Condensed Tannins

Also referred to as proanthocyanidins/proanthocyanins because of their ability to polymerize with anthcyanins, condensed tannins are based on flavonoid phenols. These tannins cannot be easily decomposed by hydrolysis, and are made of catechins and epicatechins.

Condensed tannin levels decrease during maturation as they react with proteins and polymerize to form long-chain polymers. They are typically present in younger wines as dimers or trimers, but can polymerize during maturation to molecules with up to 14 flavonoid units. Longer-chain tannins are considered more favorable for wine quality as they tend to be perceived as less bitter but more astringent.

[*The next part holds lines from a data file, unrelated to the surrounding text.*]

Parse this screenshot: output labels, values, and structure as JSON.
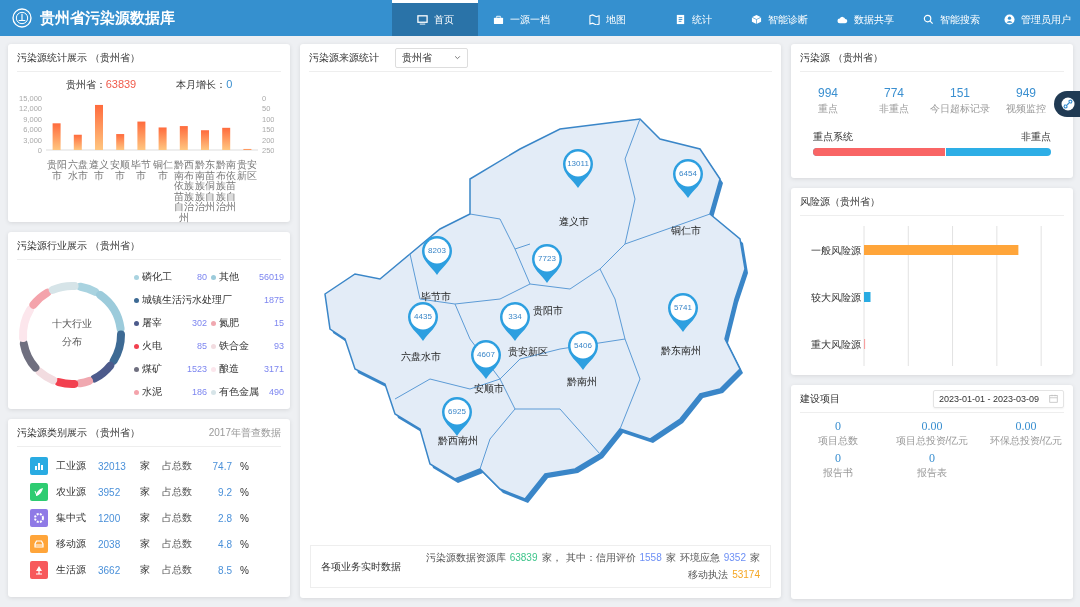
{
  "header": {
    "title": "贵州省污染源数据库",
    "nav": [
      {
        "label": "首页",
        "selected": true
      },
      {
        "label": "一源一档",
        "selected": false
      },
      {
        "label": "地图",
        "selected": false
      },
      {
        "label": "统计",
        "selected": false
      },
      {
        "label": "智能诊断",
        "selected": false
      },
      {
        "label": "数据共享",
        "selected": false
      },
      {
        "label": "智能搜索",
        "selected": false
      },
      {
        "label": "管理员用户",
        "selected": false
      }
    ]
  },
  "source_stats": {
    "title": "污染源统计展示 （贵州省）",
    "total_label": "贵州省：",
    "total": "63839",
    "growth_label": "本月增长：",
    "growth": "0",
    "chart_data": {
      "type": "bar",
      "categories": [
        "贵阳市",
        "六盘水市",
        "遵义市",
        "安顺市",
        "毕节市",
        "铜仁市",
        "黔西南布依族苗族自治州",
        "黔东南苗族侗族自治州",
        "黔南布依族苗族自治州",
        "贵安新区"
      ],
      "values": [
        7700,
        4400,
        13000,
        4600,
        8200,
        6500,
        6900,
        5700,
        6400,
        300
      ],
      "ylim": [
        0,
        15000
      ],
      "yticks": [
        {
          "value": 0,
          "label": "0"
        },
        {
          "value": 3000,
          "label": "3,000"
        },
        {
          "value": 6000,
          "label": "6,000"
        },
        {
          "value": 9000,
          "label": "9,000"
        },
        {
          "value": 12000,
          "label": "12,000"
        },
        {
          "value": 15000,
          "label": "15,000"
        }
      ]
    },
    "right_axis_ticks": [
      "0",
      "50",
      "100",
      "150",
      "200",
      "250"
    ]
  },
  "industry": {
    "title": "污染源行业展示 （贵州省）",
    "center_label": [
      "十大行业",
      "分布"
    ],
    "legend_rows": [
      [
        {
          "name": "磷化工",
          "value": "80",
          "color": "#a9d3e0"
        },
        {
          "name": "其他",
          "value": "56019",
          "color": "#9ccbdb"
        }
      ],
      [
        {
          "name": "城镇生活污水处理厂",
          "value": "1875",
          "color": "#3d6a94"
        }
      ],
      [
        {
          "name": "屠宰",
          "value": "302",
          "color": "#4d5b8c"
        },
        {
          "name": "氮肥",
          "value": "15",
          "color": "#f0a8b0"
        }
      ],
      [
        {
          "name": "火电",
          "value": "85",
          "color": "#f2404f"
        },
        {
          "name": "铁合金",
          "value": "93",
          "color": "#f2dce0"
        }
      ],
      [
        {
          "name": "煤矿",
          "value": "1523",
          "color": "#6f6f7f"
        },
        {
          "name": "酿造",
          "value": "3171",
          "color": "#fce6ec"
        }
      ],
      [
        {
          "name": "水泥",
          "value": "186",
          "color": "#f4a3ab"
        },
        {
          "name": "有色金属",
          "value": "490",
          "color": "#d6e4e8"
        }
      ]
    ]
  },
  "categories": {
    "title": "污染源类别展示 （贵州省）",
    "note": "2017年普查数据",
    "items": [
      {
        "name": "工业源",
        "count": "32013",
        "unit": "家",
        "share_label": "占总数",
        "share": "74.7",
        "percent": "%",
        "color": "#29abe2"
      },
      {
        "name": "农业源",
        "count": "3952",
        "unit": "家",
        "share_label": "占总数",
        "share": "9.2",
        "percent": "%",
        "color": "#2ecc71"
      },
      {
        "name": "集中式",
        "count": "1200",
        "unit": "家",
        "share_label": "占总数",
        "share": "2.8",
        "percent": "%",
        "color": "#8f7ae6"
      },
      {
        "name": "移动源",
        "count": "2038",
        "unit": "家",
        "share_label": "占总数",
        "share": "4.8",
        "percent": "%",
        "color": "#ffa53a"
      },
      {
        "name": "生活源",
        "count": "3662",
        "unit": "家",
        "share_label": "占总数",
        "share": "8.5",
        "percent": "%",
        "color": "#f7595c"
      }
    ]
  },
  "map": {
    "title": "污染源来源统计",
    "region_select": "贵州省",
    "cities": [
      {
        "name": "遵义市",
        "count": "13011"
      },
      {
        "name": "铜仁市",
        "count": "6454"
      },
      {
        "name": "毕节市",
        "count": "8203"
      },
      {
        "name": "贵阳市",
        "count": "7723"
      },
      {
        "name": "六盘水市",
        "count": "4435"
      },
      {
        "name": "贵安新区",
        "count": "334"
      },
      {
        "name": "安顺市",
        "count": "4607"
      },
      {
        "name": "黔南州",
        "count": "5406"
      },
      {
        "name": "黔东南州",
        "count": "5741"
      },
      {
        "name": "黔西南州",
        "count": "6925"
      }
    ],
    "footer": {
      "label": "各项业务实时数据",
      "items": [
        {
          "label": "污染源数据资源库",
          "value": "63839",
          "unit": "家，",
          "color": "#3cc48a"
        },
        {
          "label": "其中：信用评价",
          "value": "1558",
          "unit": "家",
          "color": "#6c8ff5"
        },
        {
          "label": "环境应急",
          "value": "9352",
          "unit": "家",
          "color": "#6c8ff5"
        },
        {
          "label": "移动执法",
          "value": "53174",
          "color": "#f5a623"
        }
      ]
    }
  },
  "pollution_sources": {
    "title": "污染源 （贵州省）",
    "stats": [
      {
        "value": "994",
        "label": "重点"
      },
      {
        "value": "774",
        "label": "非重点"
      },
      {
        "value": "151",
        "label": "今日超标记录"
      },
      {
        "value": "949",
        "label": "视频监控"
      }
    ],
    "bar": {
      "left_label": "重点系统",
      "right_label": "非重点",
      "level": 0.56
    }
  },
  "risk": {
    "title": "风险源（贵州省）",
    "bars": [
      {
        "label": "一般风险源",
        "color": "#ffa53a"
      },
      {
        "label": "较大风险源",
        "color": "#29abe2"
      },
      {
        "label": "重大风险源",
        "color": "#f7a0a0"
      }
    ]
  },
  "projects": {
    "title": "建设项目",
    "date_range": "2023-01-01 - 2023-03-09",
    "stats": [
      [
        {
          "value": "0",
          "label": "项目总数"
        },
        {
          "value": "0.00",
          "label": "项目总投资/亿元"
        },
        {
          "value": "0.00",
          "label": "环保总投资/亿元"
        }
      ],
      [
        {
          "value": "0",
          "label": "报告书"
        },
        {
          "value": "0",
          "label": "报告表"
        }
      ]
    ]
  }
}
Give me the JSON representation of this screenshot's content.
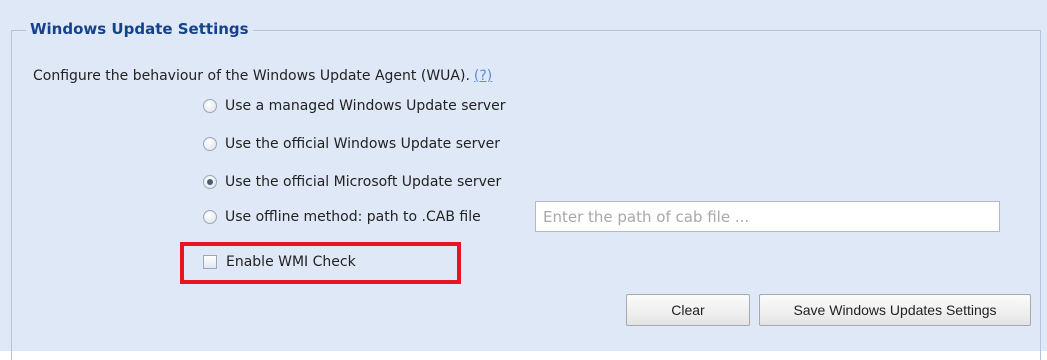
{
  "panel": {
    "title": "Windows Update Settings",
    "description": "Configure the behaviour of the Windows Update Agent (WUA).",
    "help_link": "(?)"
  },
  "options": [
    {
      "label": "Use a managed Windows Update server",
      "checked": false
    },
    {
      "label": "Use the official Windows Update server",
      "checked": false
    },
    {
      "label": "Use the official Microsoft Update server",
      "checked": true
    },
    {
      "label": "Use offline method: path to .CAB file",
      "checked": false
    }
  ],
  "cab_input": {
    "value": "",
    "placeholder": "Enter the path of cab file ..."
  },
  "wmi_check": {
    "label": "Enable WMI Check",
    "checked": false
  },
  "buttons": {
    "clear": "Clear",
    "save": "Save Windows Updates Settings"
  },
  "colors": {
    "panel_background": "#dfe8f6",
    "legend_text": "#15428b",
    "highlight": "#e8141f",
    "link": "#5b8ed6"
  },
  "icons": {
    "radio": "radio-button",
    "checkbox": "checkbox"
  }
}
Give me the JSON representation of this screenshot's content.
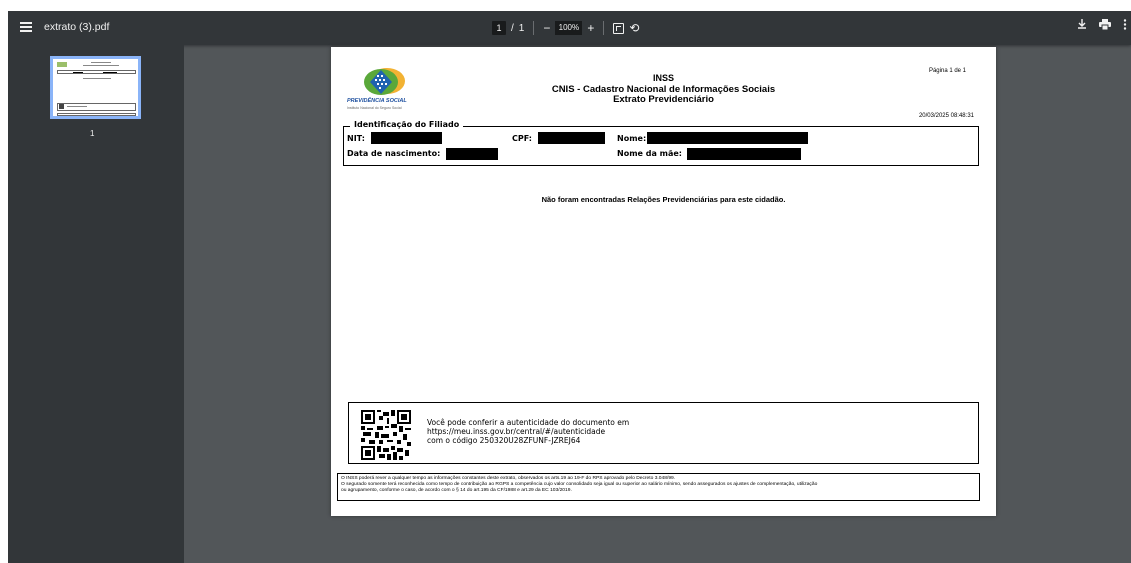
{
  "viewer": {
    "file_title": "extrato (3).pdf",
    "current_page": "1",
    "page_separator": "/",
    "total_pages": "1",
    "zoom_out": "−",
    "zoom_level": "100%",
    "zoom_in": "+",
    "thumbnail_label": "1",
    "icons": [
      "menu-icon",
      "fit-page-icon",
      "rotate-icon",
      "download-icon",
      "print-icon",
      "more-icon"
    ]
  },
  "document": {
    "logo_text": "PREVIDÊNCIA SOCIAL",
    "logo_subtext": "Instituto Nacional do Seguro Social",
    "title": "INSS",
    "subtitle": "CNIS - Cadastro Nacional de Informações Sociais",
    "subtitle2": "Extrato Previdenciário",
    "page_info": "Página 1 de 1",
    "timestamp": "20/03/2025 08:48:31",
    "ident_section": "Identificação do Filiado",
    "fields": {
      "nit": "NIT:",
      "cpf": "CPF:",
      "nome": "Nome:",
      "nascimento": "Data de nascimento:",
      "mae": "Nome da mãe:"
    },
    "notice": "Não foram encontradas Relações Previdenciárias para este cidadão.",
    "auth": {
      "line1": "Você pode conferir a autenticidade do documento em",
      "line2": "https://meu.inss.gov.br/central/#/autenticidade",
      "line3": "com o código 250320U28ZFUNF-JZREJ64"
    },
    "footer": {
      "line1": "O INSS poderá rever a qualquer tempo as informações constantes deste extrato, observados os arts.19 ao 19-F do RPS aprovado pelo Decreto 3.048/99.",
      "line2": "O segurado somente terá reconhecida como tempo de contribuição ao RGPS a competência cujo valor consolidado seja igual ou superior ao salário mínimo, sendo assegurados os ajustes de complementação, utilização",
      "line3": "ou agrupamento, conforme o caso, de acordo com o § 14 do art.195 da CF/1988 e art.29 da EC 103/2019."
    }
  }
}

Anthocyanins are composed largely of luecoanthocyadinins and luecoanthocyanins flavonoid phenols. While they attribute the color of red grapes and wine, anthocyanins have very little effect on a wine's bitterness or astringency. There are typically five forms found in wine grapes/juice, the most common being malividin-3-D-glucoside.

Stability of anthocyanins and the color of red wine is dependent on several factors including wine pH, presence of sulfur, and polymerization. 

  • Potential red color is only 50% visible in wine with pH values greater than 3.0. This would include almost all wines.
  • Sulfur dioxide binds to carbon 4, the same site as other phenolic compounds. The inhibition of polymerization may lead to temporary or permanent decolorization, depending on stage of processing.
  • Polymerization rate rapidly increases in the presence of acetaldehyde.
  • A fine balance between enough and too much polymerization has been noted; reactions between anthocyanins and highly polymerized anthocyanidins (condensed tannins) can form instable compounds that will precipitate and decrease color.
Copyright © 2022 :: Michael Horton
Copyright © 2022 :: Michael Horton